(Data about app and page elements)
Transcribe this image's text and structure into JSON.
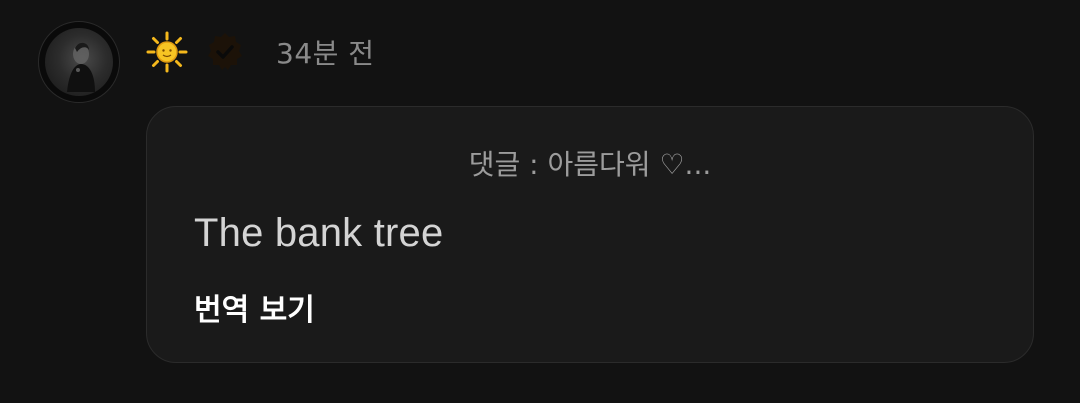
{
  "comment": {
    "time_ago": "34분 전",
    "reply_context": "댓글 : 아름다워 ♡...",
    "text": "The bank tree",
    "translate_label": "번역 보기"
  },
  "icons": {
    "sun": "sun-emoji-icon",
    "verified": "verified-badge-icon"
  },
  "colors": {
    "background": "#121212",
    "bubble": "#1a1a1a",
    "timestamp": "#8a8a8a",
    "sun": "#f5b81c"
  }
}
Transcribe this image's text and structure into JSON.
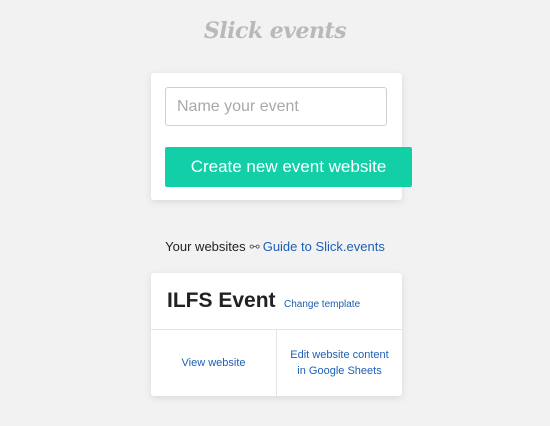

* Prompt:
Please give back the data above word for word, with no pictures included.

* Task answer:
Transcribe this image's text and structure into JSON.
{
  "comment": {
    "time_ago": "34분 전",
    "reply_context": "댓글 : 아름다워 ♡...",
    "text": "The bank tree",
    "translate_label": "번역 보기"
  },
  "icons": {
    "sun": "sun-emoji-icon",
    "verified": "verified-badge-icon"
  },
  "colors": {
    "background": "#121212",
    "bubble": "#1a1a1a",
    "timestamp": "#8a8a8a",
    "sun": "#f5b81c"
  }
}
Transcribe this image's text and structure into JSON.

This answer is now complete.